- One of the best known "international" varieties originally cultivated in France and considered the parent of, with Cabernet Franc, Cabernet Sauvignon. Sauvignon's wonderfully distinctive aromatics generate some of wine's most colorful descriptors, among them "cat pee," herbaceous, grassy, citrusy the world over. In France, the apex of Sauvignon Blanc production is the Loire Valley, in the appellations of Sancerre and Pouilly-Fumé, where the terroir expresses itself most beautifully through the grape. Sauvignon Blanc is also the leading white grape varietal in Bordeaux, where it is paired with the fatter, richer Sémillon to varying degrees. Relatively easy to cultivate, though more suited to cool climates, Sauvignon Blanc has made inroads in Europe outside of France, especially in Northeastern Italy's Friuli and Alto Adige, but also on the Slovenian border. These lovely wines are often overshadowed by Sauvignon Blanc's achievements in the New World, namely New Zealand, South Africa and California. New Zealand's Sauvignon Blancs, more conspicuously fruity than most French examples, landed the small island nation on the world wine map in the late-1980s and 1990s. South African Sauvignons are one of the most successful international varieties produced in that country and are often quite elegant and affordable. In California, Robert Mondavi managed to, almost single-handedly, created a market for Sauvignon Blanc by renaming his oak-fermented version Fumé Blanc. While some wineries still use the name, California Sauvignon Blanc has secured its place in the California wine pantheon, particularly those from the Napa Valley. Washington State, Chile and Argentina also have considerable plantings of the grape.

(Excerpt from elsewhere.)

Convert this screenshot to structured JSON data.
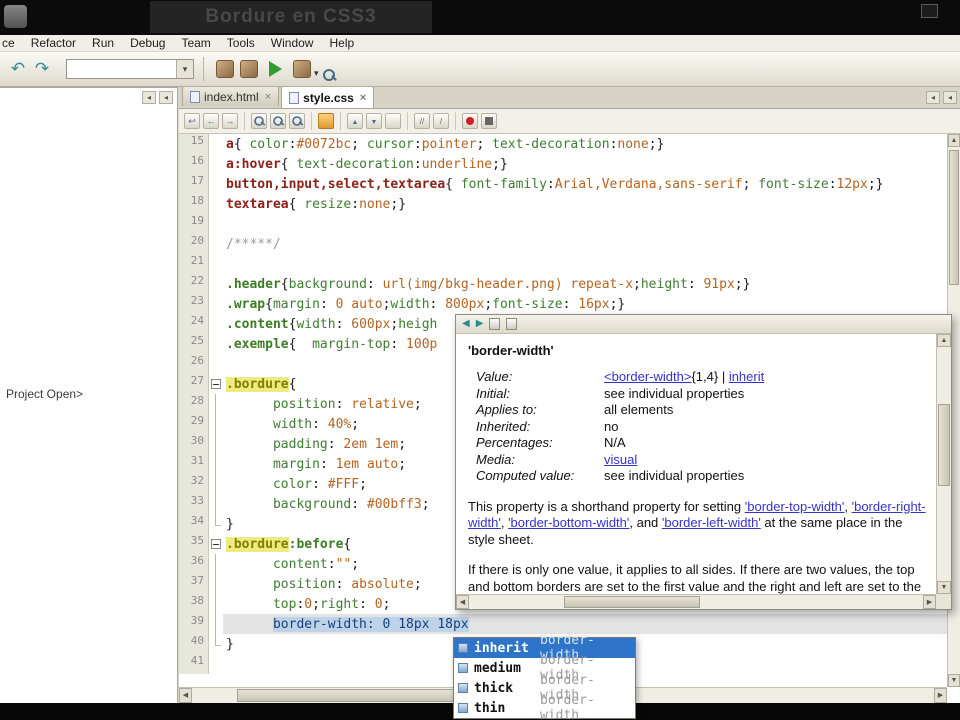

- When it comes to wine, France stands alone. No other country can beat it in terms of quality and diversity. And while many of its Region, Bordeaux, Burgundy and Champagne most obviously, produce wine as rare, as sought-after and nearly as expensive as gold, there are just as many obscurities and values to be had from little known appellations throughout the country. To learn everything there is to know about French wine would take a lifetime. To understand and appreciate French wine, one only has to begin tasting them. Click for a list of bestselling items from all of France.


- Of all of the French wine producing regions, the Loire might produces the greatest variety of wines. They range from still to sparkling, very dry and acidic to hearty sweet, and clear in color to a deep purple. The diversity of wine produced in this region is due in part to its dynamic climate, which ranges from Continental to Mediterranean. This region is best known for Sauvignon blanc, Chenin blanc and Cabernet Franc. The most famous areas in the Loire Valley may be Sancerre and Vouvray.